PROBLEM TO SOLVE: Where in the records does the word "yang" appear? Copy each line that holds it.

[Data about app and page elements]

================================

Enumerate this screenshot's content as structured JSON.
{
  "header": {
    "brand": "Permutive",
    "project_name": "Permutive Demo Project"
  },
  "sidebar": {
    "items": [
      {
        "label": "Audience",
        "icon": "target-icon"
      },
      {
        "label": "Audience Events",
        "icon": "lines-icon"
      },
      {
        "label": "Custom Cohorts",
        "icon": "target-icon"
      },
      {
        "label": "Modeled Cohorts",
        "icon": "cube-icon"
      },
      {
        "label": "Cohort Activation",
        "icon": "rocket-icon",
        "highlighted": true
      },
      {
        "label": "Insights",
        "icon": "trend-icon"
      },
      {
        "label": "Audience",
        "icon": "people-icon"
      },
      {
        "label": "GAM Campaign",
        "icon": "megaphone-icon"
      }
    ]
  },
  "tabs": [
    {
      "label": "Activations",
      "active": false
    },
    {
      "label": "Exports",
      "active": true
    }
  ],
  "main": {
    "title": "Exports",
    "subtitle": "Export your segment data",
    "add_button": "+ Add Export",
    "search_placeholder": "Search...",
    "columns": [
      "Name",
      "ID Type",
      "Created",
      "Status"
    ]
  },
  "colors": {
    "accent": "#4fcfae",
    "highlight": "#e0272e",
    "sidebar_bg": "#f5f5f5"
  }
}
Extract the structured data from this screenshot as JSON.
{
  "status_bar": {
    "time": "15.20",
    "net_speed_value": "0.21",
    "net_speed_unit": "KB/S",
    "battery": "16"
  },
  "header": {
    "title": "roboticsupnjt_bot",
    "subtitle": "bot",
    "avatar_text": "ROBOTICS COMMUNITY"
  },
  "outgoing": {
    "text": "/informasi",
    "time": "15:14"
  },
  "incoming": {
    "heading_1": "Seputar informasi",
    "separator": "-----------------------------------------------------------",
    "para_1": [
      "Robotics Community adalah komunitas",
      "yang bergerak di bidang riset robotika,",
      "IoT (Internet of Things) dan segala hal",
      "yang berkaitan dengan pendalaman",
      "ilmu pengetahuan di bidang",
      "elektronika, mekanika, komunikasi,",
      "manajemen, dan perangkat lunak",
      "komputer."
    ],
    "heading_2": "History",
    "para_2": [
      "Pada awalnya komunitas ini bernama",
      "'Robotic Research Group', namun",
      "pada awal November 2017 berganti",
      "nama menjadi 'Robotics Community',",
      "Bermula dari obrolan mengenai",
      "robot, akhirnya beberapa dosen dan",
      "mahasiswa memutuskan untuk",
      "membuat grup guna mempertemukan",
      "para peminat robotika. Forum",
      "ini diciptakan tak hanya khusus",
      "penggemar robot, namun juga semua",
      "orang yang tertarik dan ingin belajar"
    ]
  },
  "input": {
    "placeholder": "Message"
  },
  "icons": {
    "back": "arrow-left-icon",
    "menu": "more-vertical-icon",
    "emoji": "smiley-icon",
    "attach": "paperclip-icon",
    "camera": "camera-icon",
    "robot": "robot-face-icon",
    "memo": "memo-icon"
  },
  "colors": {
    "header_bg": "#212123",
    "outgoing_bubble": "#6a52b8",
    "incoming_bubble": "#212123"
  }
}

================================

COMPLETED EXERCISE:
      "yang bergerak di bidang riset robotika,",
      "yang berkaitan dengan pendalaman",
      "orang yang tertarik dan ingin belajar"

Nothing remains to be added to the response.